**ASSIGNMENT**
Within the listing, how many lines hold the word "brush"? Give the number by itself.

--------------------------------

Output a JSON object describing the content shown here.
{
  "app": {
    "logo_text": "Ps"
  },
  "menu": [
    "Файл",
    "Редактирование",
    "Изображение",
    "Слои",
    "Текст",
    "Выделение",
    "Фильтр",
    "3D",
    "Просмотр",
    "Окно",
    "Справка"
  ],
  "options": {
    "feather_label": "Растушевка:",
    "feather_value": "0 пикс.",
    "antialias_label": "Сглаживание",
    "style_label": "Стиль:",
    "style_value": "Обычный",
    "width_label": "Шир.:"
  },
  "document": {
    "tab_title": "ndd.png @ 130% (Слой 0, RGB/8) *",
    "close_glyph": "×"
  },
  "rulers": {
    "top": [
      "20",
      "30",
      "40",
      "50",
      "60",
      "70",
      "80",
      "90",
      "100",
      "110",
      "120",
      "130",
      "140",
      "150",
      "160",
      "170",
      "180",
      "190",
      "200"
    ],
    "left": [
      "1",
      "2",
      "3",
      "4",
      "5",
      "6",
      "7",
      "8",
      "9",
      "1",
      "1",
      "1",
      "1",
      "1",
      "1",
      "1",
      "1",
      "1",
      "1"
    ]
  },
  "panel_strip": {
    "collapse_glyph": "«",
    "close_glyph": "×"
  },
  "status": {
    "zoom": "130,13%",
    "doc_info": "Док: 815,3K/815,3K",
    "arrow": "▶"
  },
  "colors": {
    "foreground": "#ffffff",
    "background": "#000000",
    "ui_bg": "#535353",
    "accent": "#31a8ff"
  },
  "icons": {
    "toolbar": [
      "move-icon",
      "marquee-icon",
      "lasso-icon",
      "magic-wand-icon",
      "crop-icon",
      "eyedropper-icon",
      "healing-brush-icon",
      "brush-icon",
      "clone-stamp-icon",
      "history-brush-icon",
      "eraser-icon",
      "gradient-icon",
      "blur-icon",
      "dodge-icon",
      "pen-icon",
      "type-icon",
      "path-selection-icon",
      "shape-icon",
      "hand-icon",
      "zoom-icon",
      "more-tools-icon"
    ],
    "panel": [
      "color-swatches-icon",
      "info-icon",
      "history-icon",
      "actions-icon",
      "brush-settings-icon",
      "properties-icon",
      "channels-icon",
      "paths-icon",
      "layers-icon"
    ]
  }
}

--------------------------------

**RESPONSE TO THE TASK**
4